Priorities for crash countermeasures in Australia and New Zealand – an overview based on safe systems principles
Keywords: Data / Research Methods
Submission Date: 2014

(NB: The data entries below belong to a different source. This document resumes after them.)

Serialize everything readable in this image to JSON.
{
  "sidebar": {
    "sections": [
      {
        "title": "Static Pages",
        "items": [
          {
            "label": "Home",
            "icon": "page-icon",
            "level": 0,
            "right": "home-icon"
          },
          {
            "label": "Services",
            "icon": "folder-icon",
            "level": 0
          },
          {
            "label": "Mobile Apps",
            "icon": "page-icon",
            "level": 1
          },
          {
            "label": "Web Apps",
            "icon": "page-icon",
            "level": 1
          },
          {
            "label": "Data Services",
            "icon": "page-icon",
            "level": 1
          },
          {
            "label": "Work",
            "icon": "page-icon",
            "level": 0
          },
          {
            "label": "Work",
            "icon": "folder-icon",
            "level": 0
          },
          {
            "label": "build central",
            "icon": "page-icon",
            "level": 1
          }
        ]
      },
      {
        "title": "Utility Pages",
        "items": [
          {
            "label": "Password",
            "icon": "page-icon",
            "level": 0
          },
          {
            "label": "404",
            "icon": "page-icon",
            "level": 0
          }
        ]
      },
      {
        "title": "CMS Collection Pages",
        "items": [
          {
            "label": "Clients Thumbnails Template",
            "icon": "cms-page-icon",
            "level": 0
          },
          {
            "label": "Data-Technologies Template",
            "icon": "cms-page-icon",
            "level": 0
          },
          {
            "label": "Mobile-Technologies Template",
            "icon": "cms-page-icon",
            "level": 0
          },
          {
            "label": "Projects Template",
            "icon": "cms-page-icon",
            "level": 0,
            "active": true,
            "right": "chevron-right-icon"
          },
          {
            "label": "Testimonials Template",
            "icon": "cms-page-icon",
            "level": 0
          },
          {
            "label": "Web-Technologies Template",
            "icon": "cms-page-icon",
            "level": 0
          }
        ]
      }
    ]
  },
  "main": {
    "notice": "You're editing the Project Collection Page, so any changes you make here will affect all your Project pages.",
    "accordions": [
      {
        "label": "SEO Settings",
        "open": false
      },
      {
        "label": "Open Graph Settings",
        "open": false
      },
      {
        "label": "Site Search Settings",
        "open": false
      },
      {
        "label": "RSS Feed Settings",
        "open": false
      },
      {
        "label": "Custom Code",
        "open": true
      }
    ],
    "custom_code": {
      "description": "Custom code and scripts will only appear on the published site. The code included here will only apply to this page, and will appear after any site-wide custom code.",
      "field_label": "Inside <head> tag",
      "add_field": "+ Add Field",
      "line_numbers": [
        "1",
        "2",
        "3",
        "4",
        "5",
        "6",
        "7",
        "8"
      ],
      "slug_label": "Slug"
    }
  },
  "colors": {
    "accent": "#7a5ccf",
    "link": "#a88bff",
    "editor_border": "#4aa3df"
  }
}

This work was part of a project to provide information on key fatal and serious crash types across Australia and New Zealand, and to benchmark safety performance of different road stereotypes between jurisdictions. The entire dataset of casualty crashes occurring in Australia and New Zealand from 2001 to 2010 was assembled. So far as possible, differences between the different data sets were reconciled to create a single database for Australia and another for New Zealand. Where this was not possible, those jurisdictions which could not be reconciled with the overall classification were omitted from that part of the analysis. In line with Safe System principles, results were presented as fatal and serious injury crashes contrasted with all casualty crashes, generating some important insights for crash countermeasure priorities. Some types of crash had large proportions of fatal and serious injury crashes, while other types of crash had relatively small percentages of these crashes but such high overall frequencies that they accounted for a large proportion of the fatal and serious injury crashes. Key crash types for Australia were off-path, head-on, adjacent approaches, and same direction crashes, and for New Zealand the key crash types were loss-of-control on curve, crossing/turning, loss-of-control on a straight, and rear-end/ obstruction. In Australia, the largest number of fatal and serious injury crashes occurred on urban arterial roads; while in New Zealand, the greatest number occurred on rural roads. Plans for further analyses in terms of crash rates for benchmarking will be described in the paper.